The churches were turning from their faith, a kind of example of the final apostasy (“falling away”) to come in the Last Days.

Application: Regardless of how others around us behave, we’re still responsible for maintaining our personal faithfulness to both our walk and ministry.

Q: What is the reality about suffering that comes about for the sake of the Gospel?

A: When Christians suffer, they don’t suffer on their own but with Christ.

that I may know Him and the power of His resurrection and the fellowship of His sufferings, being conformed to His death;

— Philippians 3:10

Q: How does Paul reaffirm that such things are still in God’s control?

A: In v.9 Paul states it comes about “according to His own purpose and grace”.

Q: How does Paul tie this into both he and Timothy’s personal situation?

A: Paul goes on in v.10 to explain that the Gospel has “abolished death”. In other words, people may die physically, but never spiritually. The so-called “worst-case scenario” facing them – death for serving Christ, is no deterrent at all.

Point: Paul’s personal example of support is to remind Timothy of his holy calling, that his life and work are striving for something far greater than mere man can achieve on his own.

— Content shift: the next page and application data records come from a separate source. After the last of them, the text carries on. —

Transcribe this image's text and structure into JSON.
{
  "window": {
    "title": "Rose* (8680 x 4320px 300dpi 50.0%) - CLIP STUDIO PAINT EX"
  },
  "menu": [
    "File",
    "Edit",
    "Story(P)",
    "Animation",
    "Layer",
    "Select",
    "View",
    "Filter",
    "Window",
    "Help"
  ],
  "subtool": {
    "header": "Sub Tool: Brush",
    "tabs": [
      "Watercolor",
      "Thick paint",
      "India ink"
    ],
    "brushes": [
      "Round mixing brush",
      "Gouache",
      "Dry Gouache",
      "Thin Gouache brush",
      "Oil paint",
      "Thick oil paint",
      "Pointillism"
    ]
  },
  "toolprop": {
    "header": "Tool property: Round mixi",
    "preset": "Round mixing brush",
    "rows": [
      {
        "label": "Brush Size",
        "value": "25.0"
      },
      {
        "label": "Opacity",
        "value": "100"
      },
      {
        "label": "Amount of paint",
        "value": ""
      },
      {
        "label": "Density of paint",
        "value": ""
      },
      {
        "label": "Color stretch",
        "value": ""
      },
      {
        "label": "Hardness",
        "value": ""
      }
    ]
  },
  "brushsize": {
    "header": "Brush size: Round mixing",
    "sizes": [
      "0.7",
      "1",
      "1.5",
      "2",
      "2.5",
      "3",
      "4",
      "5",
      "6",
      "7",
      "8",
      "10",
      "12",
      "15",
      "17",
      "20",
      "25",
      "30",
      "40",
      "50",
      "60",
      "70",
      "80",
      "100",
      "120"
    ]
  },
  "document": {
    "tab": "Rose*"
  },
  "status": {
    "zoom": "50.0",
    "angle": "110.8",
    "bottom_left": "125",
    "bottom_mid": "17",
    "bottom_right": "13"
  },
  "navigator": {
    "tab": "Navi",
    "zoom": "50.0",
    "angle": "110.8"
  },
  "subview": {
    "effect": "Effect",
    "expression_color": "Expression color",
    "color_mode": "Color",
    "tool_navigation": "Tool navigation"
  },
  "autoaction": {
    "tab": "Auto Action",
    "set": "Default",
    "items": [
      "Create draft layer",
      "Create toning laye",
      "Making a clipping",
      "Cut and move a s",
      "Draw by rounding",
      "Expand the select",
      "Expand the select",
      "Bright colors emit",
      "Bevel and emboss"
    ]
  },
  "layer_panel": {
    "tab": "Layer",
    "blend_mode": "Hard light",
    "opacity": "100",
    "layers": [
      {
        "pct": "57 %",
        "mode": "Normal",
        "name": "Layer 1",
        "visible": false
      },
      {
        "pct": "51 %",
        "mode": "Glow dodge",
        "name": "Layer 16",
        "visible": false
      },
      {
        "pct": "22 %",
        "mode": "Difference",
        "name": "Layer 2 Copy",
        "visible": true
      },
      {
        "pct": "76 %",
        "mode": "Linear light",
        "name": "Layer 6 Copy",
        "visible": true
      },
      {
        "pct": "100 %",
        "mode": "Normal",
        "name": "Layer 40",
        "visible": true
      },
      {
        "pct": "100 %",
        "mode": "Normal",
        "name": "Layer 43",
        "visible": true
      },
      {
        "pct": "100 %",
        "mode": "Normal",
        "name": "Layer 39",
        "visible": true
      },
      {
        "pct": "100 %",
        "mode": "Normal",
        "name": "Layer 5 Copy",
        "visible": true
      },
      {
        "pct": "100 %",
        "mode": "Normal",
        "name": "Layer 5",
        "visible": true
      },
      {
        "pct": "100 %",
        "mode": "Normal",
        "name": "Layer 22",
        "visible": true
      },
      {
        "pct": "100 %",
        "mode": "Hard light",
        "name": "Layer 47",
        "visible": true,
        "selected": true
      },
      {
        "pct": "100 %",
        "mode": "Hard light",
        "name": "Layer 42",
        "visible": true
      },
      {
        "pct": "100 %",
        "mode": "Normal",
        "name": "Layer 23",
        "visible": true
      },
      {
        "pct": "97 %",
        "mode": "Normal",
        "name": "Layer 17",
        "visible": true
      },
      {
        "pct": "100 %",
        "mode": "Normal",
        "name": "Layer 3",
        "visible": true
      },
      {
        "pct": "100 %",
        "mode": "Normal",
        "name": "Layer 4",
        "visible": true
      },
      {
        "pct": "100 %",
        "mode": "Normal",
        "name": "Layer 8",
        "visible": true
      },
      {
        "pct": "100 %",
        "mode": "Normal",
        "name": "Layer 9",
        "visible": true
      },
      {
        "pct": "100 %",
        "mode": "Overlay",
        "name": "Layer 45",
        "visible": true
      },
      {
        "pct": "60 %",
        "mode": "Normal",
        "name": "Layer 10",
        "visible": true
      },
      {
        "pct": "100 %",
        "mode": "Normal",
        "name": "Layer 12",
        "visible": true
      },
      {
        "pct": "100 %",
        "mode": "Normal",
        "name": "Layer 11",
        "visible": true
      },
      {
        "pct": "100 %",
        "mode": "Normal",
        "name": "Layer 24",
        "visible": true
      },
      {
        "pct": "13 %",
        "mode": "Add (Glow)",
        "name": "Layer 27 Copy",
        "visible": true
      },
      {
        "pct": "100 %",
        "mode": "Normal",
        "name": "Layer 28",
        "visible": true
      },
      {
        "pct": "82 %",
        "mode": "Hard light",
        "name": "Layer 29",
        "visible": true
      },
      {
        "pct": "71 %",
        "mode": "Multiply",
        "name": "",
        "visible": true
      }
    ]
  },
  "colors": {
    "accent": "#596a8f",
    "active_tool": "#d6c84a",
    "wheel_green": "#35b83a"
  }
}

Application: How well do you recognize that you should be encouraging others in regard to their overall calling and purpose in Christ? What might it indicate when such things are missing from a so-called “Christian” relationship?

Read verses 12-14

Q: Given the discussion to this point about where Paul was at the time of this letter vs. Timothy vs. the state of the church, what might be significant about Paul’s statement here?

A: Paul affirms that what he’s asking Timothy to do, Paul himself has put into practice. Paul is suffering but not ashamed and trusting God to fulfill His intended purpose and calling through him.

Point: Some might say that Paul’s being in prison and the massive falling away of believers is proof that what was entrusted has failed, but Paul’s faith is not in circumstances but He who is greater than all circumstances and who will ultimately prevail regardless of how things temporarily look.

Q: What does Paul ask Timothy to do on his part to guard “what I have entrusted to Him”?

A: The keywords are “retain” (v.13) and “guard” (v.14), both given in reference to keeping God’s Word which is called “the standard of sound words” (v.13) and “the treasure which has been entrusted to you”. (v.14)

Point: Paul’s personal example of support is to remind Timothy of Christ the faithful Savior, that faithfulness is a two-way connection holding up His Word.

Application: We often attempt to console emotions, but how often do we also console one another with the fact that every Word of God will come true? How well do we encourage others even in the midst of trials and hardship to maintain obedience to God’s Word?

Read verses 15-18

Q: How do the men mentioned here fit in with Paul’s overall teaching to this point?

A: Phygelus and Hermogenes are the worst examples, Onesiphorus the best. They’re the contrast of putting into practice (or not) the things Paul has been speaking about.

Q: Is Paul simply “taking a shot” at those who forsook him in his time of need?

A: No, Paul is providing Timothy with an example of godliness by someone who, but all accounts, probably wasn’t a pastor like Timothy. It would be a very powerful illustration of faithfulness and how it’s possible for anyone to attain.

Point: Paul’s personal example of support is to provide Timothy with a godly example illustrating that it’s very possible to put into practice Paul’s teaching.

Overall Application